But the most significant issue to voters was the health care system. It helped many Democrats to victories in the House, and put many Republicans who had voted to blow up the Affordable Care Act on the defensive.
And importantly, a number of states, including red Idaho, Kansas and Nebraska, passed initiatives to expand Medicaid, while Democratic governors elected in Maine and Kansas can move forward after their predecessors blocked the expansion.
The skew in our politics away from popular will is growing. It took a massive vote nationwide for the House for Democrats to gain enough seats to win the chamber; the combination of partisan gerrymandering and geographical sorting means that the House does not provide the direct reflection of popular will that the Framers had in mind.
The skew in the Senate is much sharper, as small, homogenous states have far more power. By 2040, 70% of Americans will live in 15 states, meaning 30% will elect 70 of the 100 senators, and they will not reflect broadly the diversity or changes occurring in the country, leading to more disaffection and a sense of illegitimacy.
More ominous is the Electoral College. Based on House results in this election, it is entirely possible that Donald Trump running for reelection could lose the popular vote by 8 or 9 million votes and still win a majority of electoral votes. That would be the third time in six elections where the winner of the popular vote lost the presidency; the first two times, the gap was, respectively, 500,000 and 3 million.
Each time, the sense that voters do not choose their government will grow, creating a genuine crisis of legitimacy.
There are implications for 2020. For Democrats seeking to regain the presidency, there are two main takeaways. One is that the elections gave a boost to several potential candidates.
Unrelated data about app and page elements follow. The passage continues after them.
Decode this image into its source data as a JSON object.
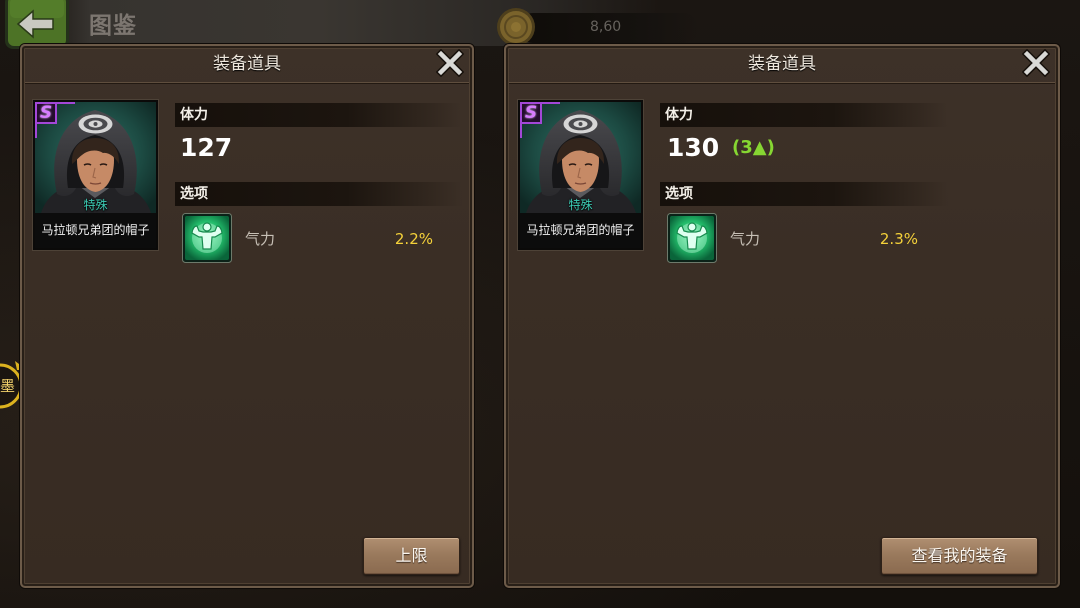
{
  "topbar": {
    "back_icon": "back-arrow-icon",
    "title": "图鉴",
    "currency_icon": "coin-icon",
    "currency_value": "8,60"
  },
  "side_badge": {
    "icon": "crown-icon",
    "label": "墨"
  },
  "panels": [
    {
      "title": "装备道具",
      "close_icon": "close-icon",
      "item": {
        "grade": "S",
        "type": "特殊",
        "name": "马拉顿兄弟团的帽子"
      },
      "stat": {
        "label": "体力",
        "value": "127"
      },
      "options_label": "选项",
      "options": [
        {
          "icon": "strength-icon",
          "name": "气力",
          "value": "2.2%"
        }
      ],
      "button_label": "上限"
    },
    {
      "title": "装备道具",
      "close_icon": "close-icon",
      "item": {
        "grade": "S",
        "type": "特殊",
        "name": "马拉顿兄弟团的帽子"
      },
      "stat": {
        "label": "体力",
        "value": "130",
        "change": "(3▲)"
      },
      "options_label": "选项",
      "options": [
        {
          "icon": "strength-icon",
          "name": "气力",
          "value": "2.3%"
        }
      ],
      "button_label": "查看我的装备"
    }
  ],
  "colors": {
    "panel_bg": "#3a2e25",
    "panel_border": "#6d5b49",
    "grade_purple": "#a347d8",
    "item_type_teal": "#3ccbb4",
    "stat_increase_green": "#86d632",
    "option_value_yellow": "#f4d13a",
    "button_bg": "#9a7a5d",
    "back_button_green": "#4d7326"
  }
}
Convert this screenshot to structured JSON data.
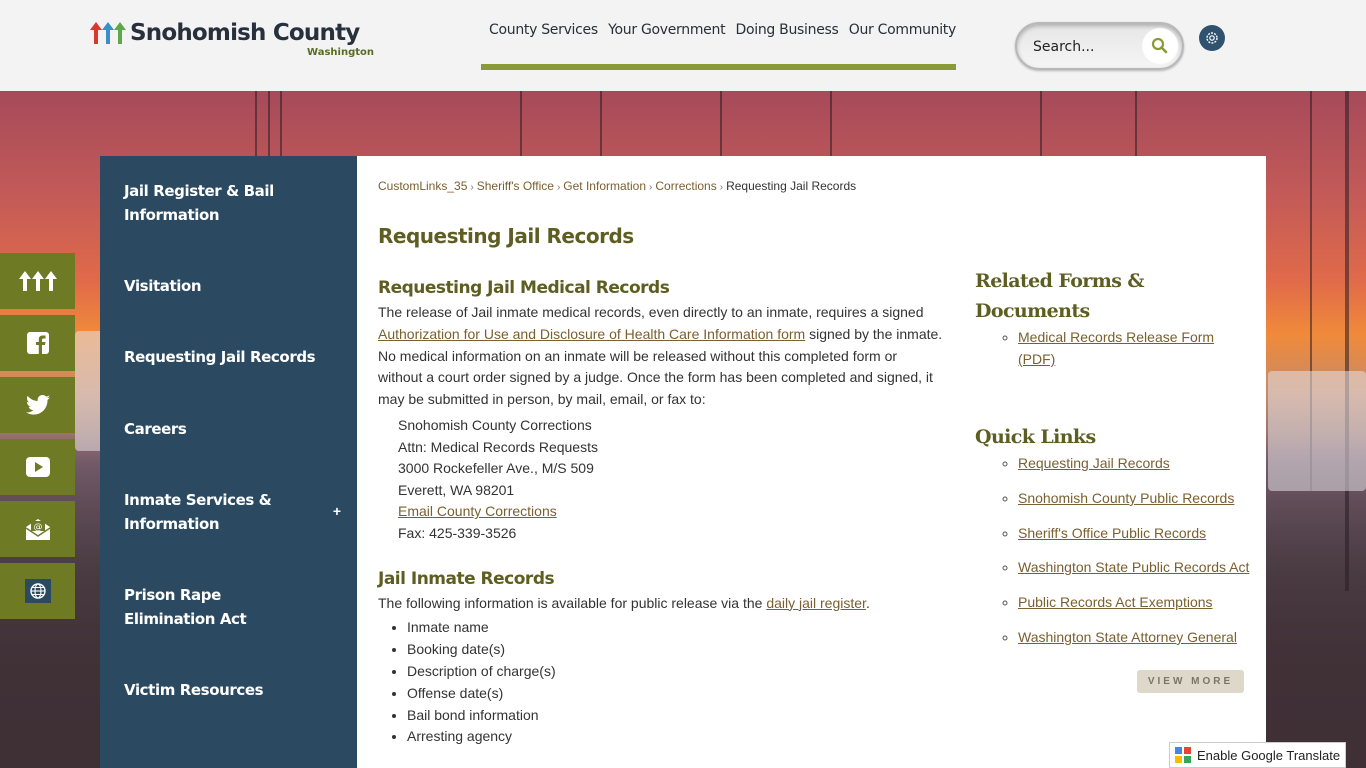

Sherrod Brown’s victory in reddish Ohio, if not impressive, still gives him some traction, and Amy Klobuchar’s very impressive victory in Minnesota, following on her national profile from the Kavanaugh hearings, does the same for her.
And Beto O’Rourke, despite losing to Ted Cruz in Texas, did far better than most anticipated in a state that is still red. He ran an impressive campaign, and built a huge and enthusiastic base of ardent fans and a massive list of donors, small and large. Ironically, if he considers a run for the nomination in 2020, a loss might serve him better than being tied to an unproductive Senate where he would have had a junior, unproductive minority role.
Just as important for Democrats, many high-profile candidates who ran as flat-out progressives did not prevail, while more pragmatic ones did. Democratic Socialist Alexandra Ocasio-Cortez was more the exception than the rule. That means that the Zeitgeist of the party may be more a desire to find a candidate who can win with a broader appeal, not just one who can excite the more ardent base.
For Trump, the implications are mixed. An aggressive Democratic House, getting his tax returns, subpoenaing documents and hauling in witnesses, protecting Mueller and holding investigative and oversight hearings, is a nightmare, as he made clear in his bizarre post-election press conference, where he threatened to investigate his House adversaries and go on a war footing against them. But at the same time, Trump has a foil — one he will try to use to deflect blame for anything that goes wrong.
The bottom line: Division remains the defining characteristic of our politics. The good news is that checks and balances are back in some measure; if the Republicans had kept the House and Senate, Trump would have been unleashed in all his nativist, autocratic and corrupt ways. But we are far from having a political system more focused on solving urgent national problems than engaging in tribal warfare.